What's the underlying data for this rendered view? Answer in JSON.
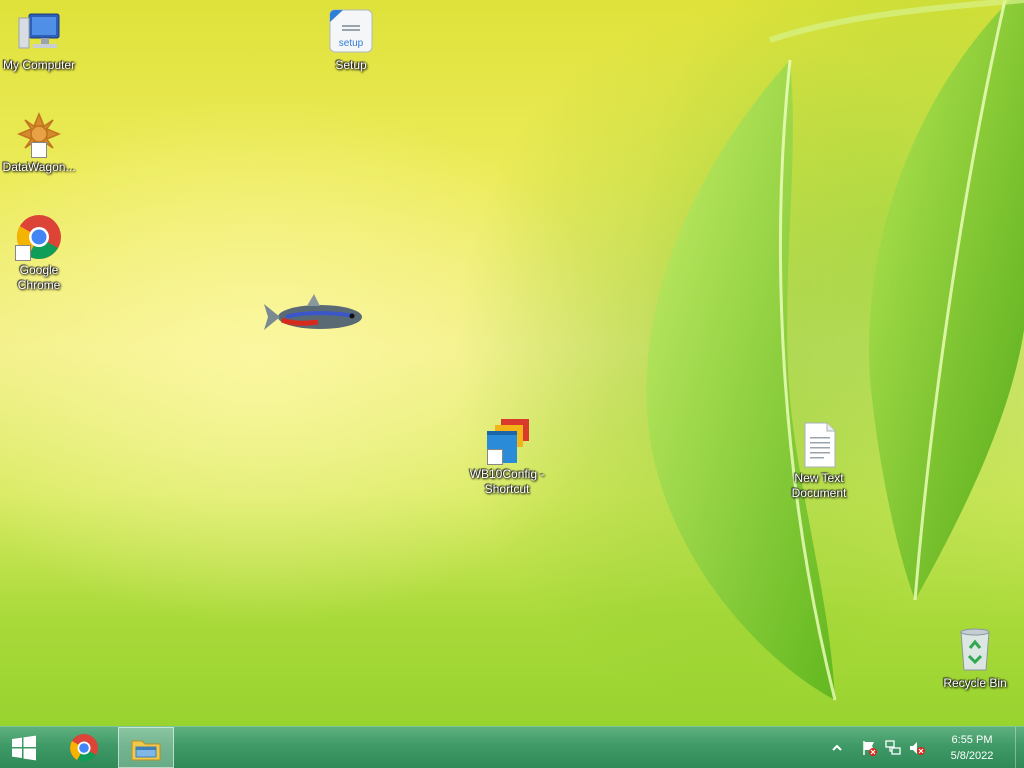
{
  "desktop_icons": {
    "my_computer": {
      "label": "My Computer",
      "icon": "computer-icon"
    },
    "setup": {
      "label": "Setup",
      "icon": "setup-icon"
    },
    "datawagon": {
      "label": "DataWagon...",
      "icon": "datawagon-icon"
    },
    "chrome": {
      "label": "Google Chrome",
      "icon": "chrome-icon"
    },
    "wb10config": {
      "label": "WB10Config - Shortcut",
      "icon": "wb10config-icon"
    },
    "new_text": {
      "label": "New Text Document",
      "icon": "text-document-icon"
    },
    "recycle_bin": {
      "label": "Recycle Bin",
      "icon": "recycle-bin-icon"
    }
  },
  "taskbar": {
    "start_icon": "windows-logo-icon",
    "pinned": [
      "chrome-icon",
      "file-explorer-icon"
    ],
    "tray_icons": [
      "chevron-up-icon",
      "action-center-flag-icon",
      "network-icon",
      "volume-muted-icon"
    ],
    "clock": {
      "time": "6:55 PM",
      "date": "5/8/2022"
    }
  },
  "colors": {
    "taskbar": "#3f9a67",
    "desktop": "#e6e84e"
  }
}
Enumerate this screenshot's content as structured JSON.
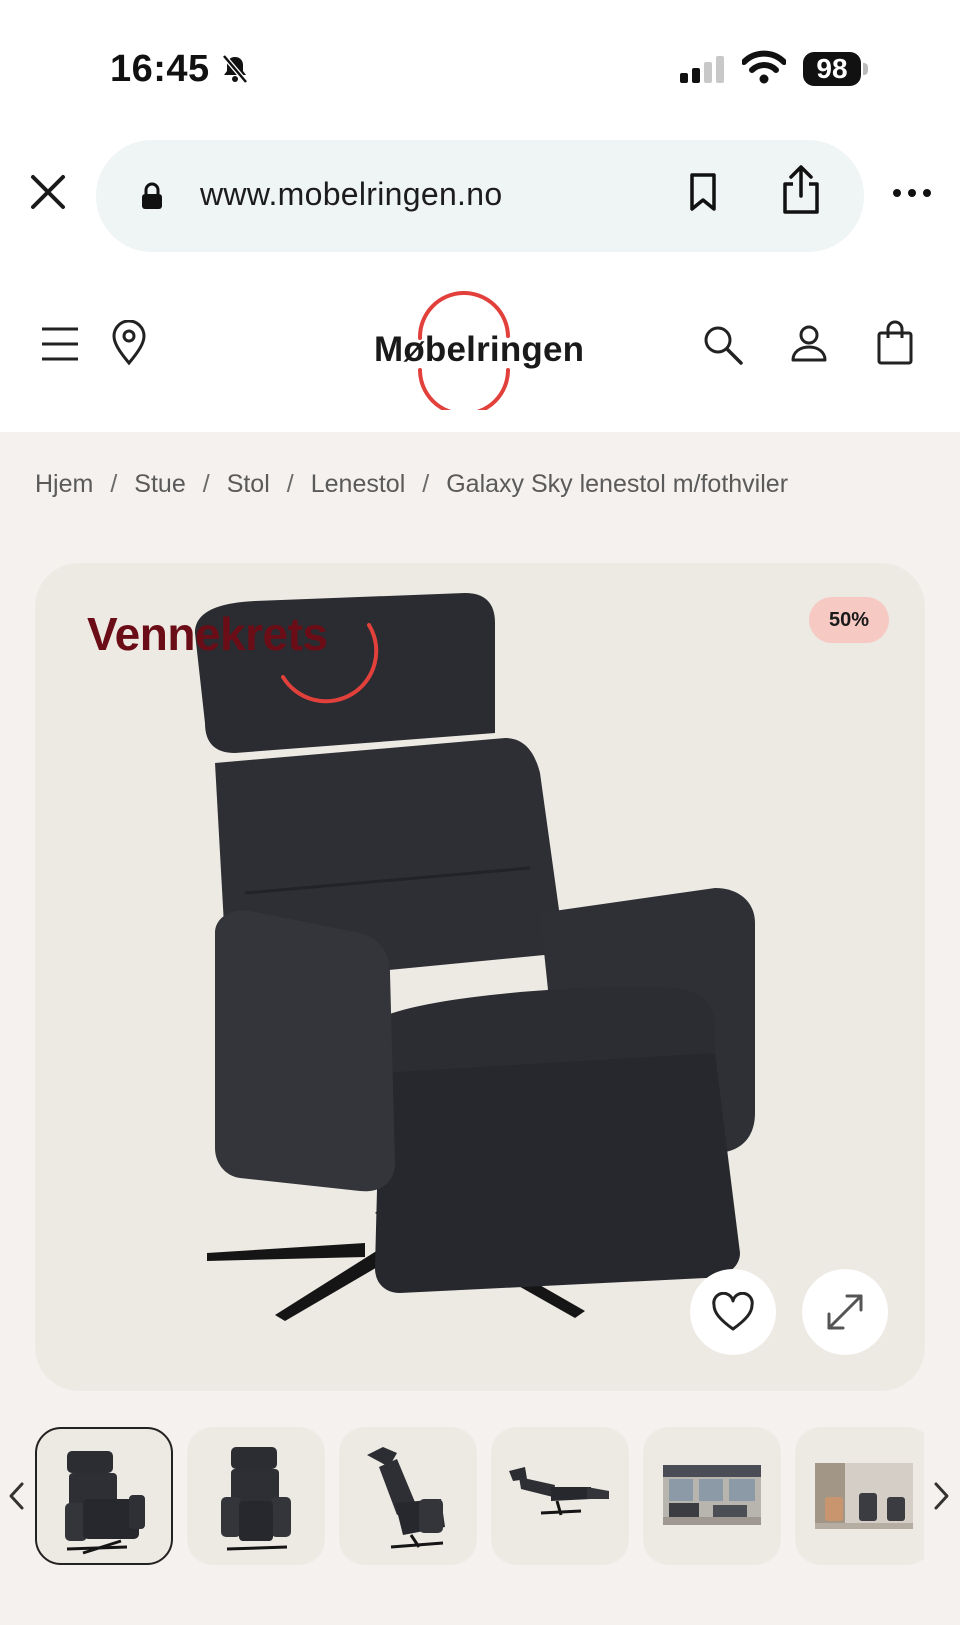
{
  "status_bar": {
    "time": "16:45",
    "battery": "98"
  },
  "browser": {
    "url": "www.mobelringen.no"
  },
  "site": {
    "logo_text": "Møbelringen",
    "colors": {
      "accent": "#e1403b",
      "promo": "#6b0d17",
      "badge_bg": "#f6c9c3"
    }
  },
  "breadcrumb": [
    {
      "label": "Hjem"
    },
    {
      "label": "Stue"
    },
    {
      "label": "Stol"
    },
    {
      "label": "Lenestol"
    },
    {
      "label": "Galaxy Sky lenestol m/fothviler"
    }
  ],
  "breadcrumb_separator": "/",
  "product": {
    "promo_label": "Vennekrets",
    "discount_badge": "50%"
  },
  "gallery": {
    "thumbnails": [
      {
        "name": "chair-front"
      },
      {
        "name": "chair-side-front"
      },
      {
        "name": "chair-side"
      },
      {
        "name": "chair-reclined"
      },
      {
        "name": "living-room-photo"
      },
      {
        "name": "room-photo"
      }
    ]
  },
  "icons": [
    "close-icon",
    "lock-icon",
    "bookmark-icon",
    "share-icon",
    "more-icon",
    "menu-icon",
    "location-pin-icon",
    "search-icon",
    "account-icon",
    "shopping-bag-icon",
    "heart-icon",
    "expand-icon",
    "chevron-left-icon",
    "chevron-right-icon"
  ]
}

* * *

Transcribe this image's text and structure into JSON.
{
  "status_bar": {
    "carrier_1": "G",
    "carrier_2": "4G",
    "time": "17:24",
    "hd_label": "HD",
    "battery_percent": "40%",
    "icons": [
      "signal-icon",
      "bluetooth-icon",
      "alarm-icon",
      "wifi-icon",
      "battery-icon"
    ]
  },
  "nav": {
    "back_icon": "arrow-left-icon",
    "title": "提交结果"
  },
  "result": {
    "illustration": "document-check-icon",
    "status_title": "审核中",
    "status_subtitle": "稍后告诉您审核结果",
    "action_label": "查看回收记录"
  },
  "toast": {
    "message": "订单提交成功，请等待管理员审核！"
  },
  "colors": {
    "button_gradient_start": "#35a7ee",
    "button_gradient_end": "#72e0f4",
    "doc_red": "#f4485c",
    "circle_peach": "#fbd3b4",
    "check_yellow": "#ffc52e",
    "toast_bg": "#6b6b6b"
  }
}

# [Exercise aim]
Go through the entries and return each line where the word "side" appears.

# [Result of the exercise]
        "name": "chair-side-front"
        "name": "chair-side"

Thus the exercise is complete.